These strokes could have been prevented. I concur with Jeffrey Brenner’s opinion that “Emergency-room visits and hospital admissions should be considered failures of the health-care system until proven otherwise.” I know this is true because my job description (stroke neurologist) is to amend the negligence of our health-care system.
Easy interventions like dietary salt restriction can lead to modest but real declines in blood pressure, while cheap medications, such as the mild diuretic hydrochlorothiazide, may decrease the risk of stroke by almost 40%.
Hypertension is very common. As the graph shows, it becomes more prevalent with advancing age.
There is an almost linear relationship between blood pressure increments and the likelihood of having a stroke. As the graph below shows, stroke risk is cumulative and additional risk factors offer many opportunities to curb the risk.

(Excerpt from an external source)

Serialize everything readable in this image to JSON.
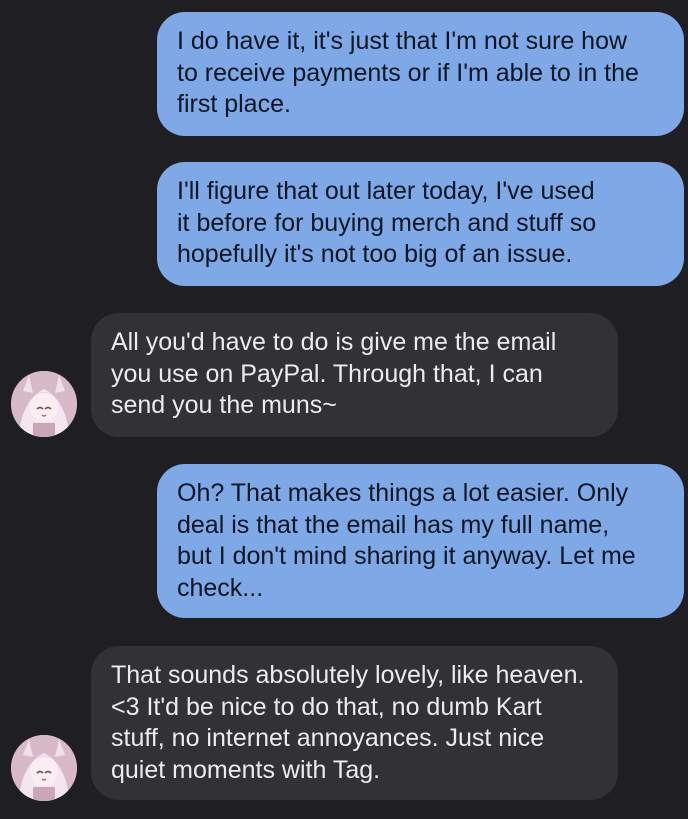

In spite of this, many people with cardiovascular risk factors don’t have access to health care. For instance, blacks have higher prevalence of hypertension and related end-organ damage than whites (42% versus 28.8%, respectively), yet they are less likely to have health insurance (1 in 5 blacks were uninsured in 2008 —according to a CDC’s recent Morbidity and Mortality report—, while 14.1% of whites lacked health care access). Mexican-Americans are not as prone to hypertension, but almost 1 in 4 adult Mexican-Americans have the disease and 2/3 of them don’t attain good blood pressure control. To make matters worse, 2 out of 5 people identified as “Hispanics” were uninsured in 2008.
Universal access to health care is needed to end these inequalities.
It is in the best interest of every country that its population remains healthy. This is hardly an ideological postulate. A recent proposal to extend health care to all Vermonters begins with the argument that a large proportion of the population was ineligible for conscription in the army because of poor health.
Ayn Rand, the pythoness of the bradyphrenic, wrote in her Atlas Shrugged:
There is an old rule of physics: if you have too many people riding in the wagon, and not enough people pulling the wagon, the wagon stops.
To this bagatelle of wisdom, I would add: “the wagon may not move either if the ones pulling are obese, have hemiparesis or an ejection fraction of 10%.”